Analysis from HealthPocket shows the health insurance industry averages an application rejection rate of 22 percent of submitted individual and family applications nationally.
And some states are much worse: Montana has the highest percentage of area insurer rejections with 45 percent, followed by Alabama (40 percent), District of Columbia (37 percent), Arkansas (35 percent) and Alaska (34 percent). Plus, some insurers have declination rates greater than 70 percent, analysts found.
“Clearly there is great variability across states and within states in terms of how frequently an insurer rejects a health insurance application, but nationally it seems to be occurring more frequently than industry analysts had assumed,” says Kev Coleman, head of research and data at HealthPocket.
For example, Kaiser Permanente plans in Georgia have a declination rate of 34 percent, but in Hawaii the same company has a much lower rate of 22 percent, analysts said.
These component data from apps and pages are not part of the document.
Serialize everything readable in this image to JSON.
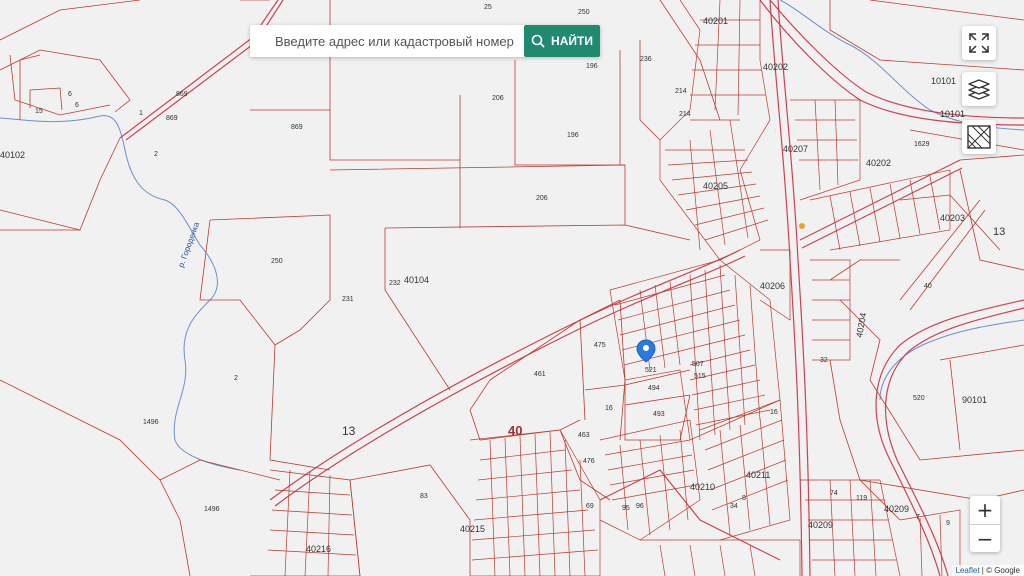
{
  "search": {
    "placeholder": "Введите адрес или кадастровый номер",
    "button_label": "НАЙТИ"
  },
  "controls": {
    "fullscreen_icon": "fullscreen-icon",
    "layers_icon": "layers-icon",
    "cadastre_icon": "cadastre-layer-icon"
  },
  "zoom": {
    "in_label": "+",
    "out_label": "−"
  },
  "attribution": {
    "leaflet": "Leaflet",
    "separator": " | © ",
    "google": "Google"
  },
  "colors": {
    "parcel": "#c0392b",
    "road": "#d04050",
    "water": "#6a8fd0",
    "button": "#1f8a70"
  },
  "map_labels": {
    "l1": "25",
    "l2": "236",
    "l3": "40201",
    "l4": "250",
    "l5": "196",
    "l6": "869",
    "l7": "869",
    "l8": "869",
    "l9": "15",
    "l10": "6",
    "l11": "6",
    "l12": "40102",
    "l13": "2",
    "l14": "206",
    "l15": "196",
    "l16": "214",
    "l17": "214",
    "l18": "40202",
    "l19": "10101",
    "l20": "10101",
    "l21": "40207",
    "l22": "40202",
    "l23": "1629",
    "l24": "40205",
    "l25": "206",
    "l26": "40203",
    "l27": "13",
    "l28": "250",
    "l29": "232",
    "l30": "40104",
    "l31": "231",
    "l32": "40206",
    "l33": "40204",
    "l34": "475",
    "l35": "521",
    "l36": "507",
    "l37": "515",
    "l38": "494",
    "l39": "493",
    "l40": "461",
    "l41": "2",
    "l42": "16",
    "l43": "13",
    "l44": "40",
    "l45": "463",
    "l46": "476",
    "l47": "520",
    "l48": "90101",
    "l49": "1496",
    "l50": "1496",
    "l51": "83",
    "l52": "69",
    "l53": "40210",
    "l54": "40211",
    "l55": "40209",
    "l56": "40209",
    "l57": "40215",
    "l58": "40216",
    "l59": "9",
    "l60": "7",
    "l61": "119",
    "l62": "74",
    "l63": "8",
    "l64": "40",
    "l65": "16",
    "l66": "32",
    "l67": "34",
    "l68": "96",
    "l69": "95",
    "l70": "р. Городенка",
    "l71": "1"
  }
}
HealthPocket, a free website that compares and ranks all health plans, analyzed publicly available insurance records of 9,450 plans for individuals and families under the age of 65 to determine the average declination rate of health insurance applications, and compared this average to the declination rate of individual insurers.
Beginning Jan. 1, 2014, under the Patient Protection and Affordable Care Act, insurers are prohibited from discriminating against or charging higher rates for any individuals based on gender or pre-existing medical conditions.
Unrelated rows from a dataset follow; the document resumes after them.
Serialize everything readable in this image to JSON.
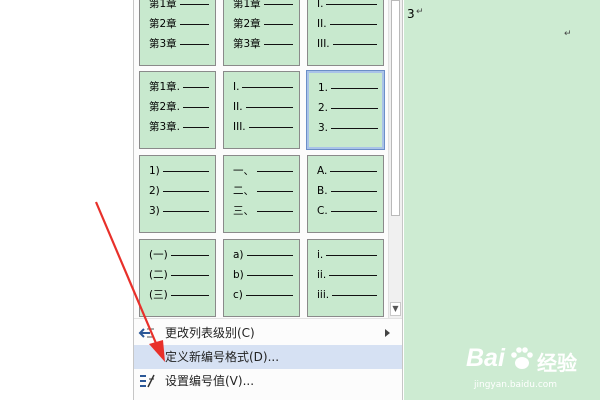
{
  "document": {
    "text": "3",
    "para_mark": "↵",
    "para_mark_right": "↵",
    "background": "#cdebd2"
  },
  "gallery": {
    "tile_color": "#c8e9ce",
    "selected_index": 5,
    "tiles": [
      {
        "rows": [
          "第1章",
          "第2章",
          "第3章"
        ]
      },
      {
        "rows": [
          "第1章",
          "第2章",
          "第3章"
        ]
      },
      {
        "rows": [
          "I.",
          "II.",
          "III."
        ]
      },
      {
        "rows": [
          "第1章.",
          "第2章.",
          "第3章."
        ]
      },
      {
        "rows": [
          "I.",
          "II.",
          "III."
        ]
      },
      {
        "rows": [
          "1.",
          "2.",
          "3."
        ]
      },
      {
        "rows": [
          "1)",
          "2)",
          "3)"
        ]
      },
      {
        "rows": [
          "一、",
          "二、",
          "三、"
        ]
      },
      {
        "rows": [
          "A.",
          "B.",
          "C."
        ]
      },
      {
        "rows": [
          "(一)",
          "(二)",
          "(三)"
        ]
      },
      {
        "rows": [
          "a)",
          "b)",
          "c)"
        ]
      },
      {
        "rows": [
          "i.",
          "ii.",
          "iii."
        ]
      }
    ]
  },
  "menu": {
    "change_level": "更改列表级别(C)",
    "define_format": "定义新编号格式(D)...",
    "set_value": "设置编号值(V)...",
    "hover_color": "#d6e1f3"
  },
  "scrollbar": {
    "down_arrow": "▼"
  },
  "watermark": {
    "brand": "Bai",
    "brand_tail": "经验",
    "site": "jingyan.baidu.com"
  },
  "annotation": {
    "arrow_color": "#e8302a"
  }
}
“What is unclear is whether some insurers have increased their declination rate in order to improve risk pool health and profitability prior to 2014, when [the pre-existing provision goes into effect],” Coleman says.
The research called out the plans with the highest declination rates. They are: South Dakota’s John Alden Life Insurance Company (73 percent), Utah’s Assurant Health (71 percent), North Dakota’s Assurant Health (58 percent), Kentucky’s Time Insurance Company (56 percent), and Idaho’s Assurant Health (56 percent).
Additionally, some non-profit insurance companies have higher declination rates than for-profit insurers, analysts found. Kaiser Permanente in Georgia, for example, has a declination rate of 34 percent while Humana, a large for-profit insurer in Georgia, has a declination rate of 23 percent.
But East Coasters fare the best with their chances of getting health insurance. Maine, Massachusetts, New Jersey, New York and Vermont all have zero declination rates.